**EXERCISE GOAL:** Report every line of the records that contains the word "screenshot".

**SUPPLIED MATERIAL:**
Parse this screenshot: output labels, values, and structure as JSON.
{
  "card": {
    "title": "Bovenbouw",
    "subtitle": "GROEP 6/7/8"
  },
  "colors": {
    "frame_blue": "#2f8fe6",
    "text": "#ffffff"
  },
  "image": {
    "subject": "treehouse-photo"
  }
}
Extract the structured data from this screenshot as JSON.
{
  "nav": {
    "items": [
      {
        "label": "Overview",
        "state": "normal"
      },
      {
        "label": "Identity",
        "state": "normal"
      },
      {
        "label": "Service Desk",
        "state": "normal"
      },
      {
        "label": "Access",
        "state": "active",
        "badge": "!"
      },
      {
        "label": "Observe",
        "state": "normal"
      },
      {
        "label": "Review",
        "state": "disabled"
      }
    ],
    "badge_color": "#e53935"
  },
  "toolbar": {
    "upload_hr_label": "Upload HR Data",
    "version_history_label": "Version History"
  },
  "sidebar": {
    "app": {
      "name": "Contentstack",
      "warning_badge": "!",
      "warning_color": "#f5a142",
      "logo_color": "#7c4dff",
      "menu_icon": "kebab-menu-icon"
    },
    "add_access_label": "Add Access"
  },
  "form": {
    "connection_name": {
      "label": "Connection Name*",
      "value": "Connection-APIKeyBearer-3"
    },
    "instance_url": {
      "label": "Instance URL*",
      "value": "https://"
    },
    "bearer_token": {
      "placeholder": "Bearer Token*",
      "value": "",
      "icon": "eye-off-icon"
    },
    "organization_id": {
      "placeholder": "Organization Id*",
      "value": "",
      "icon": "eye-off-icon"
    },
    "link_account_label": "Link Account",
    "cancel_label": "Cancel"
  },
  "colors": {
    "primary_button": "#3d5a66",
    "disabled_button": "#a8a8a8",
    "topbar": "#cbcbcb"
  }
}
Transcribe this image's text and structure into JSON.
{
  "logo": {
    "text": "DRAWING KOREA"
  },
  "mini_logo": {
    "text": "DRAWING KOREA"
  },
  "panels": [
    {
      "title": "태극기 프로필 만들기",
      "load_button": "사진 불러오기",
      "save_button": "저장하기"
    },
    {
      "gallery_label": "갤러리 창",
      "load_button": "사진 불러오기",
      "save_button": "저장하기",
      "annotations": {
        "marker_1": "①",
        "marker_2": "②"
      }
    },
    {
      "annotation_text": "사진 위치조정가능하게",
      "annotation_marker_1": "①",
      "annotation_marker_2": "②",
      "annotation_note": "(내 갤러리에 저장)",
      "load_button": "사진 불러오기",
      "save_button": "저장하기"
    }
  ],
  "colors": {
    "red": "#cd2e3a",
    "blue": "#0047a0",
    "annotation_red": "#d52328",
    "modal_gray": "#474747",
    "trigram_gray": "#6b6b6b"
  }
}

**SOLUTION TO THIS PROBLEM:**
Parse this screenshot: output labels, values, and structure as JSON.
Extract the structured data from this screenshot as JSON.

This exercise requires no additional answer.